“All newly elected politicians get a bounce. When Barack Obama won the presidency he won with 53 percent of the vote and by the time he took office his approval ratings were in the mid 60s,” he said. “People want their elected leaders to succeed, and there’s always a honeymoon.”
However, he added, “They like what they see initially, but the reality is those numbers will come down.”
Boston University assistant political science professor Andrew Reeves agreed with this assessment.
“He still sort of has this honeymoon because he hasn’t had to take that many votes or talked about controversial issues so it’ll certainly go down,” Reeves said. “We saw this with Obama. He was sort of running against the status quo but it only takes so long before you become part of the status quo.”

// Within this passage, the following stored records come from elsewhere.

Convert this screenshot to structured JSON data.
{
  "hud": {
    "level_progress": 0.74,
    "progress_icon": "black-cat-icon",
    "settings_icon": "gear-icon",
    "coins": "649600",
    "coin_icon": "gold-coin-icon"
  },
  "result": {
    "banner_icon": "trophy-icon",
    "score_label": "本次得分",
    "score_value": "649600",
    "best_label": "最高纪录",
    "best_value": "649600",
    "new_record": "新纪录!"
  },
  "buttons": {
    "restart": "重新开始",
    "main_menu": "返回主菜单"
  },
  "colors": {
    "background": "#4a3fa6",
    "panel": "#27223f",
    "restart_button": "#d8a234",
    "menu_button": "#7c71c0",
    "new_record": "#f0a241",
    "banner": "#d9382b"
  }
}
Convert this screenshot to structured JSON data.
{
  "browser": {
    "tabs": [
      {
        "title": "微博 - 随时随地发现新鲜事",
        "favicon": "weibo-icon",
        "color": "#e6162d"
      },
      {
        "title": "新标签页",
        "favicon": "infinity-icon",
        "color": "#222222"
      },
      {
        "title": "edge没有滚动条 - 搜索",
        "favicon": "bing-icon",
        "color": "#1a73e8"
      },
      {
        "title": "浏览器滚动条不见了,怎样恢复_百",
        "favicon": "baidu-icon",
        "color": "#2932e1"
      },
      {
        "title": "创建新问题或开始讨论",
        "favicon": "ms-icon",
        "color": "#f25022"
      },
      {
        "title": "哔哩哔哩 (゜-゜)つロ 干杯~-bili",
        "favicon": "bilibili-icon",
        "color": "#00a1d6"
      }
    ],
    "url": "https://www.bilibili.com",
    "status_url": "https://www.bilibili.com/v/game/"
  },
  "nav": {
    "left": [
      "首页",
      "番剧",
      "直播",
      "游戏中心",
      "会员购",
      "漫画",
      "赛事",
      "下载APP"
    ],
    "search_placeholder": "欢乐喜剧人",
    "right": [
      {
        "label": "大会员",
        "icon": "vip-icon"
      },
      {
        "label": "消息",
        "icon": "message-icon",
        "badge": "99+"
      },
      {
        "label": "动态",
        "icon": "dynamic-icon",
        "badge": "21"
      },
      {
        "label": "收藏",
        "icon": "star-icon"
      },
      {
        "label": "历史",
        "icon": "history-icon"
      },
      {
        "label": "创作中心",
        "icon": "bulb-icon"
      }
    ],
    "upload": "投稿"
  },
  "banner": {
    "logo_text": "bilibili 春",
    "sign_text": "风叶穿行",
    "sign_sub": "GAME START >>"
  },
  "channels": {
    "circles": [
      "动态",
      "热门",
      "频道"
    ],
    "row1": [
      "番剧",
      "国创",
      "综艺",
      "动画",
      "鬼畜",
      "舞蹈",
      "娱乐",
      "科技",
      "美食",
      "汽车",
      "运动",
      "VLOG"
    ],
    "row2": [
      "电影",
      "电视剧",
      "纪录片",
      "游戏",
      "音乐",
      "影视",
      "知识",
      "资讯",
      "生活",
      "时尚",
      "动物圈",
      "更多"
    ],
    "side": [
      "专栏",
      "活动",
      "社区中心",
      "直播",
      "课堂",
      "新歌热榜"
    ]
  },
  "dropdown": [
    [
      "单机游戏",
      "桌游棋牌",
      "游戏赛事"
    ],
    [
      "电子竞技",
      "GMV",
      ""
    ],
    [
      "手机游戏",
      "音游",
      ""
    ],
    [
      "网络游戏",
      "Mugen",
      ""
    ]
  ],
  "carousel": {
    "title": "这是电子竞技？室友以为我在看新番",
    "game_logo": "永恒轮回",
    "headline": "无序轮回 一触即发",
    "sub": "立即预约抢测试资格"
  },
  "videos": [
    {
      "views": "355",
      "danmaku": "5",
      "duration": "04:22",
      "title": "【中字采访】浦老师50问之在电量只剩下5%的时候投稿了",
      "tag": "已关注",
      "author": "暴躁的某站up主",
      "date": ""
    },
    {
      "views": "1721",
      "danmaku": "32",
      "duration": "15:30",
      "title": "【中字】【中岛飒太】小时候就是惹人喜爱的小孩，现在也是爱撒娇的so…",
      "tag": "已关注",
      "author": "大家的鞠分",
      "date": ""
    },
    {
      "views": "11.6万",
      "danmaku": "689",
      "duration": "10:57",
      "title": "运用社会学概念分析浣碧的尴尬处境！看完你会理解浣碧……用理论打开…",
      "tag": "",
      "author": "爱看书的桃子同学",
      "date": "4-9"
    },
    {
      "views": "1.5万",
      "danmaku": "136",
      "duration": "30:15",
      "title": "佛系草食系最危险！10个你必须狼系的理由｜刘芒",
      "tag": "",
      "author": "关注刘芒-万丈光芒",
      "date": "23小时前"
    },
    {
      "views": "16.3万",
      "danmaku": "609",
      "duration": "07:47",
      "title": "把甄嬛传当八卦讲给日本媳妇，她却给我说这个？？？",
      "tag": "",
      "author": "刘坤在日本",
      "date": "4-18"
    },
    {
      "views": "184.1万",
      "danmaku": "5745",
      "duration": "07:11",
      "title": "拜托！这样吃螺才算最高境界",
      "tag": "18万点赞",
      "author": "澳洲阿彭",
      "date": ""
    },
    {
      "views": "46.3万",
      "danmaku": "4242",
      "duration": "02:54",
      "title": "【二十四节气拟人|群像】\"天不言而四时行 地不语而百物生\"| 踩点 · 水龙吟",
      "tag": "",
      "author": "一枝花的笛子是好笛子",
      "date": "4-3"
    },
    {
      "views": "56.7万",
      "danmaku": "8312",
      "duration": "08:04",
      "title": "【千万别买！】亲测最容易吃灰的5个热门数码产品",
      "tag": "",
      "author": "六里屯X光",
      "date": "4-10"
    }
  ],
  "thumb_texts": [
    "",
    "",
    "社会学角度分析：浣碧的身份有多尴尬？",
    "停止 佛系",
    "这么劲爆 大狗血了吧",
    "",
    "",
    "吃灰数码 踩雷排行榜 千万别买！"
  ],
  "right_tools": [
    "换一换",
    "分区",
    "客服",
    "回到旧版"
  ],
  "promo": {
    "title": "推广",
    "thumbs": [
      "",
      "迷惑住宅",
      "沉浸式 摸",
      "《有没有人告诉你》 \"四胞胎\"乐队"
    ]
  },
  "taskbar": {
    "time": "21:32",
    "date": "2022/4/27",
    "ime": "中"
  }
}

BU political science professor Graham Wilson gave another reason for the possible future decline.
“He’ll be under a lot of pressure from the Republican leadership to vote in ways that will not be very popular in this state. I expect to see this approval rating come down in the next six months,” Wilson said.
He also said many who participate in the polls may not know enough about Brown to give a truly educated opinion.
Students at BU were also skeptical about Brown’s high approval rating.
“He’s probably riding a post-election buzz and inevitably I think it probably will fall,” said first-year School of Medicine student Vijay Prasad. “In Massachusetts you have to be a different sort of Republican. If he maintains an independent streak it could remain high but it’s going to depend on political winds and how things change.”
Patrick Ferrell, a freshman in the College of Communication, had a different explanation for the new senator’s high approval rating.
“People aren’t generally happy with how Obama’s doing so far so it might just be the fact that it’s a Republican in office instead of a Democrat,” he said.
Dissatisfaction with the current administration and the health care debate were common reasons why students believed so many people were happy with Brown and even why he was elected in the first place.
College of Arts and Sciences freshman Ryan McKay said Brown’s appeal was exaggerated by opponent Attorney General Martha Coakley’s failures.
“I voted for him but more as a reaction to how pathetic the other candidate was,” McKay said. “[Coakley] was taking the fact that she would win for granted.”
When considering his performance thus far, some were hesitant to give him approval or criticism just yet, citing that he has only been in office for a little over a month.
“I think there have been a lot of important issues that have been discussed while he’s been there so far, with health care certainly coming to a head, and it will be interesting to see the role that he plays,” Reeves said. “He’s been showing some inclination to bipartisanship but he’s also held fast against health care. He’s staking out an interesting position thus far.”
Some students said they like Brown because of his tendency toward bipartisanship.
“I’ve actually been a little impressed with him,” Prasad said. “He sided with the Democrats on one of the jobs bills and I thought that was kind of refreshing because it was against the hyper-partisanship kind of mantra that’s been going on.”
Staff writer Neal J. Riley contributed reporting to this article.